Capture More Dust from Your Router Table
Bevel-Up Jack Planes are a Workshop Workhorse
Workbench Tool Storage Solutions
Speed Up Handplane Honing with Your Ruler
Hinge Mortises on the Tablesaw
How to Sharpen Hollow Chisel Mortising Bits
Mounting Knife Hinges in Curved Doors
The Coolest Cutting Board Ever?
A Woodturner's Guide to Chucks and Jaws
Simple Tape Trick for Tight Fitting Through-Mortises
Biscuit Joiner Tips and Tricks
Drawbore Your Mortise-and-Tenon Joinery
Smoothing Plane Tips and Techniques
The Essential Tool Chest
Customize Your Router for Centered Mortises
Starting a New Projectcomments (4) July 1st, 2012 in blogs
More often now, I'm starting new projects with a search for images (photos). I , or a member of my family, has an idea for a new furniture project. There may be a picture in a book, newspaper or magazine but not enough to move forward on the design.
This was the case recently in reproducing the Titanic Deck Chair. I spent several days Googling deck chair images - ones that would be helpful in developing a SketchUp model. It is very encouraging when I find pictures that are "straight-on", that is side and front views. However, these are not always available. I'm also searching for data - length, width, and height information.
Sometimes I'm forced to rely on non-orthographic pictures and they will work in SketchUp using the Photo Match capability. In the case of my most recent project, I found a perspective photo that worked quite well. In Googling for images, it helps to know the designer/maker. And sometimes these famous pieces have specific names that narrow the search. In this case, I had both - a Wegner GE 375 Paddle Chair. Here's how I started the project using this photo.
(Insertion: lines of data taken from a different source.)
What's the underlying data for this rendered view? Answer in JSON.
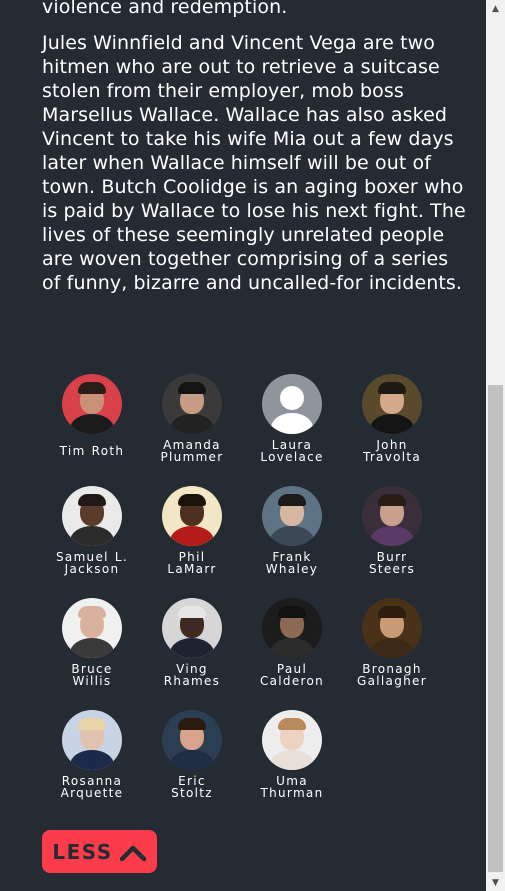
{
  "overview": {
    "tail": "violence and redemption.",
    "text": "Jules Winnfield and Vincent Vega are two hitmen who are out to retrieve a suitcase stolen from their employer, mob boss Marsellus Wallace. Wallace has also asked Vincent to take his wife Mia out a few days later when Wallace himself will be out of town. Butch Coolidge is an aging boxer who is paid by Wallace to lose his next fight. The lives of these seemingly unrelated people are woven together comprising of a series of funny, bizarre and uncalled-for incidents."
  },
  "cast": [
    {
      "first": "Tim Roth",
      "last": "",
      "skin": "#c99178",
      "bg": "#d8404a",
      "hair": "#2a1e18",
      "shirt": "#1b1b1b"
    },
    {
      "first": "Amanda",
      "last": "Plummer",
      "skin": "#c79c84",
      "bg": "#3a3a3a",
      "hair": "#141414",
      "shirt": "#222222"
    },
    {
      "first": "Laura",
      "last": "Lovelace",
      "skin": "",
      "bg": "",
      "hair": "",
      "shirt": "",
      "placeholder": true
    },
    {
      "first": "John",
      "last": "Travolta",
      "skin": "#d4a88a",
      "bg": "#5a4a2c",
      "hair": "#1e1812",
      "shirt": "#141414"
    },
    {
      "first": "Samuel L.",
      "last": "Jackson",
      "skin": "#5b3b2a",
      "bg": "#e9e9e9",
      "hair": "#1f1a18",
      "shirt": "#2b2b2b"
    },
    {
      "first": "Phil",
      "last": "LaMarr",
      "skin": "#4e2f20",
      "bg": "#f2e6c6",
      "hair": "#1a120c",
      "shirt": "#b41c1c"
    },
    {
      "first": "Frank",
      "last": "Whaley",
      "skin": "#d8b7a2",
      "bg": "#5e7384",
      "hair": "#1b1b1b",
      "shirt": "#3c4856"
    },
    {
      "first": "Burr",
      "last": "Steers",
      "skin": "#c9a08c",
      "bg": "#3a2e3a",
      "hair": "#2a1d18",
      "shirt": "#5b3a6a"
    },
    {
      "first": "Bruce",
      "last": "Willis",
      "skin": "#d9b29d",
      "bg": "#f0f0f0",
      "hair": "#d9b29d",
      "shirt": "#3a3a3a"
    },
    {
      "first": "Ving",
      "last": "Rhames",
      "skin": "#3e2a20",
      "bg": "#d6d6d6",
      "hair": "#e6e6e6",
      "shirt": "#1d2430"
    },
    {
      "first": "Paul",
      "last": "Calderon",
      "skin": "#8e6a55",
      "bg": "#1c1c1c",
      "hair": "#111111",
      "shirt": "#2c2c2c"
    },
    {
      "first": "Bronagh",
      "last": "Gallagher",
      "skin": "#c89b74",
      "bg": "#4a3218",
      "hair": "#2e1c0c",
      "shirt": "#3a2a16"
    },
    {
      "first": "Rosanna",
      "last": "Arquette",
      "skin": "#e0c2ae",
      "bg": "#c9d3e6",
      "hair": "#e8d3a6",
      "shirt": "#1b2a4a"
    },
    {
      "first": "Eric",
      "last": "Stoltz",
      "skin": "#d7a38a",
      "bg": "#2b3e52",
      "hair": "#2a1a10",
      "shirt": "#1f2e44"
    },
    {
      "first": "Uma",
      "last": "Thurman",
      "skin": "#ecd2c0",
      "bg": "#ededed",
      "hair": "#b98a5a",
      "shirt": "#e8e0d8"
    }
  ],
  "less_button": {
    "label": "LESS",
    "icon": "chevron-up-icon"
  },
  "colors": {
    "background": "#242b33",
    "accent": "#fc3c4a",
    "text": "#ffffff"
  }
}
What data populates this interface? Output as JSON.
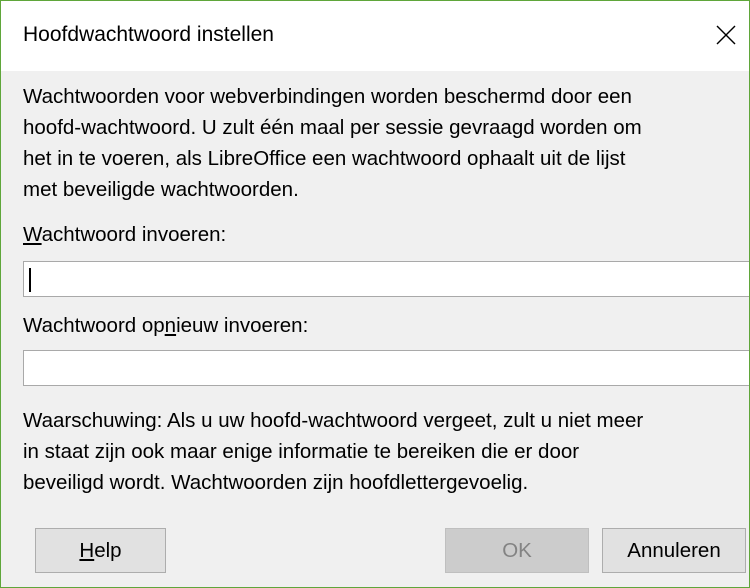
{
  "window": {
    "title": "Hoofdwachtwoord instellen"
  },
  "intro_lines": [
    "Wachtwoorden voor webverbindingen worden beschermd door een",
    "hoofd-wachtwoord. U zult één maal per sessie gevraagd worden om",
    "het in te voeren, als LibreOffice een wachtwoord ophaalt uit de lijst",
    "met beveiligde wachtwoorden."
  ],
  "password_label": {
    "mnemonic": "W",
    "rest": "achtwoord invoeren:"
  },
  "password_value": "",
  "confirm_label": {
    "before": "Wachtwoord op",
    "mnemonic": "n",
    "after": "ieuw invoeren:"
  },
  "confirm_value": "",
  "warning_lines": [
    "Waarschuwing: Als u uw hoofd-wachtwoord vergeet, zult u niet meer",
    "in staat zijn ook maar enige informatie te bereiken die er door",
    "beveiligd wordt. Wachtwoorden zijn hoofdlettergevoelig."
  ],
  "buttons": {
    "help": {
      "mnemonic": "H",
      "rest": "elp"
    },
    "ok": "OK",
    "cancel": "Annuleren"
  },
  "icons": {
    "close": "close-icon"
  }
}
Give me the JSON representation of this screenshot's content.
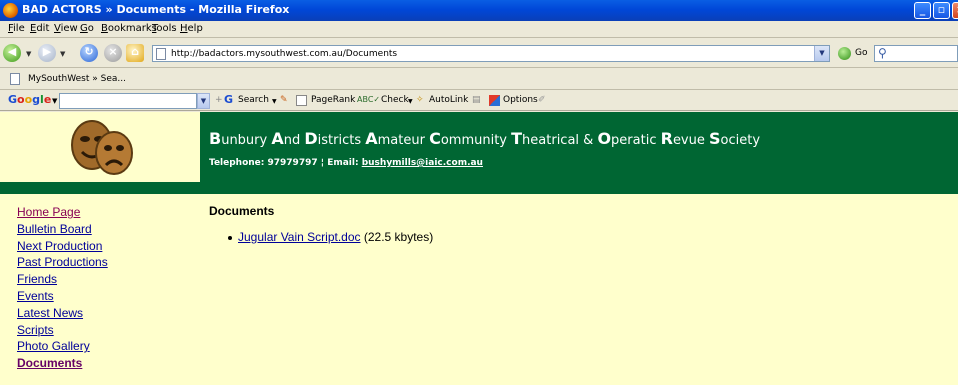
{
  "window": {
    "title": "BAD ACTORS » Documents - Mozilla Firefox"
  },
  "menubar": {
    "items": [
      "File",
      "Edit",
      "View",
      "Go",
      "Bookmarks",
      "Tools",
      "Help"
    ]
  },
  "navbar": {
    "url": "http://badactors.mysouthwest.com.au/Documents",
    "go_label": "Go"
  },
  "bookmarks": {
    "items": [
      "MySouthWest » Sea..."
    ]
  },
  "google_toolbar": {
    "logo": "Google",
    "search_label": "Search",
    "pagerank_label": "PageRank",
    "check_label": "Check",
    "autolink_label": "AutoLink",
    "options_label": "Options"
  },
  "site": {
    "title_parts": [
      {
        "initial": "B",
        "rest": "unbury "
      },
      {
        "initial": "A",
        "rest": "nd "
      },
      {
        "initial": "D",
        "rest": "istricts "
      },
      {
        "initial": "A",
        "rest": "mateur "
      },
      {
        "initial": "C",
        "rest": "ommunity "
      },
      {
        "initial": "T",
        "rest": "heatrical & "
      },
      {
        "initial": "O",
        "rest": "peratic "
      },
      {
        "initial": "R",
        "rest": "evue "
      },
      {
        "initial": "S",
        "rest": "ociety"
      }
    ],
    "telephone_label": "Telephone: 97979797",
    "separator": " ¦ ",
    "email_label": "Email: ",
    "email": "bushymills@iaic.com.au"
  },
  "nav": {
    "items": [
      {
        "label": "Home Page",
        "state": "visited"
      },
      {
        "label": "Bulletin Board",
        "state": "link"
      },
      {
        "label": "Next Production",
        "state": "link"
      },
      {
        "label": "Past Productions",
        "state": "link"
      },
      {
        "label": "Friends",
        "state": "link"
      },
      {
        "label": "Events",
        "state": "link"
      },
      {
        "label": "Latest News",
        "state": "link"
      },
      {
        "label": "Scripts",
        "state": "link"
      },
      {
        "label": "Photo Gallery",
        "state": "link"
      },
      {
        "label": "Documents",
        "state": "current"
      }
    ]
  },
  "content": {
    "heading": "Documents",
    "documents": [
      {
        "name": "Jugular Vain Script.doc",
        "size": "(22.5 kbytes)"
      }
    ]
  },
  "colors": {
    "header_bg": "#006633",
    "page_bg": "#ffffcc",
    "link": "#000099"
  }
}
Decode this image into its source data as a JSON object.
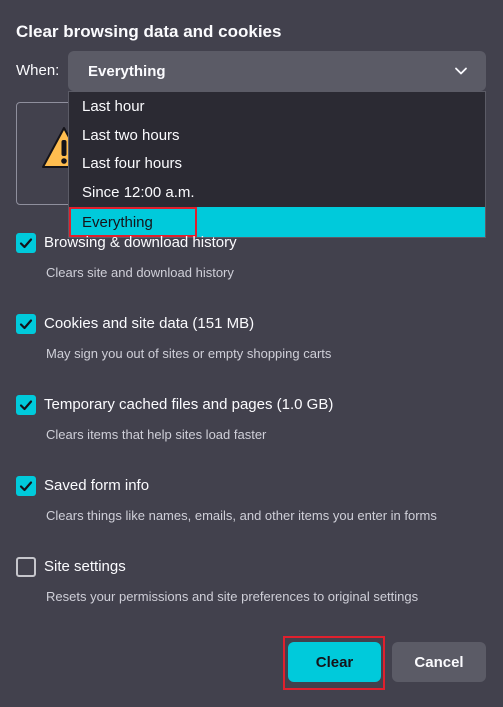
{
  "dialog": {
    "title": "Clear browsing data and cookies",
    "when_label": "When:",
    "when_value": "Everything"
  },
  "dropdown": {
    "options": [
      "Last hour",
      "Last two hours",
      "Last four hours",
      "Since 12:00 a.m.",
      "Everything"
    ],
    "selected": "Everything"
  },
  "items": [
    {
      "label": "Browsing & download history",
      "desc": "Clears site and download history",
      "checked": true
    },
    {
      "label": "Cookies and site data (151 MB)",
      "desc": "May sign you out of sites or empty shopping carts",
      "checked": true
    },
    {
      "label": "Temporary cached files and pages (1.0 GB)",
      "desc": "Clears items that help sites load faster",
      "checked": true
    },
    {
      "label": "Saved form info",
      "desc": "Clears things like names, emails, and other items you enter in forms",
      "checked": true
    },
    {
      "label": "Site settings",
      "desc": "Resets your permissions and site preferences to original settings",
      "checked": false
    }
  ],
  "buttons": {
    "clear": "Clear",
    "cancel": "Cancel"
  },
  "icons": {
    "warning": "warning-icon",
    "chevron": "chevron-down-icon",
    "check": "checkmark-icon"
  },
  "colors": {
    "accent": "#00cadb",
    "background": "#42414d",
    "highlight": "#e0202d"
  }
}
When you click on Import a photo in SketchUp, there are three options - import as image, import as a texture, or import as a Matched Photo. Below I've used the Photo Match option and you can see the colored perspective bars and the Match Photo dialog box.
There is no need to straighten the image or to re-size the model at this time. After positioning the origin (where the blue, green, and red axes connect) and the perspective bars on their respective axes of the image, the screen will look like the following:
Before tracing over the photo, I like to establish a plane or face at the location of a known component. In this case, as shown below, the face is created on the red/blue axis at the location of the outer face of the lower leg component. This will help the traceover of the leg with the Line Tool.
Below I'm tracing over the shape of the lower leg. After completing the face, I double click on the shape and make it a Group.
I use the Push/Pull Tool to give the lower leg its thickness. It helps to change the Style to X-ray, so you can stop the push/pull at the proper thickness on the image. Note that I don't worry about the dimensions at this stage. My intent is to get major shapes, proportions and positions of components in place. There will be adjustments for sure.
On that same face, my next step is to re-create the face of the Back Stile as shown below.
After giving the Stile its thickness, I make a copy of the two components and move them to the other side of the chair along the green axis.
Now that the width of the chair is established, I can rough-in the back stretchers and slats.
When you "Orbit" your mouse, the picture temporarily disappears leaving the modeled parts alone as shown below. I do this orbit often during the process of building the model to ensure that I'm getting the components structured properly. To continue with the Photo Match, you can click on Camera/Edit Photo Match.
For me getting this far with Photo Match is enough; I've got what I want - the main structure, component location, and proportional sizing. I can now re-size the entire model using the Tape Measure Tool and a known dimension. There is a lot of work and editing to do, but having a representative model at this stage is extremely helpful.
This is a picture of my completed design model including all joinery and hardware.
And this is the status of the actual shop build in spalted silver maple.
posted in: blogs
Save up to 51% on Fine Woodworking
Become a Better Woodworker
About Design. Click. Build.
Learn the art and science of designing furniture in SketchUp with Fine Woodworking's official blog. Moderated by a devoted community of woodworkers, we feature step-by-step SketchUp tutorials on designing components, downloads of pre-built 3D models of furniture parts, and news and information about the evolving world of digital furniture design.
Basic SketchUp Tutorials
Learn the basics of building furniture in SketchUp with these classic posts from the Design. Click. Build. blog.
Creating a Project Plan in SketchUp
How I Draw in SketchUp
Axes in SketchUp
The SketchUp Move Tool
The SketchUp Rotate Tool
The SketchUp Scale Tool
Materials, Colors, and Textures
Applying Wood Grain Skins in SketchUp
Easy Dovetail Joints in SketchUp
Meet the Authors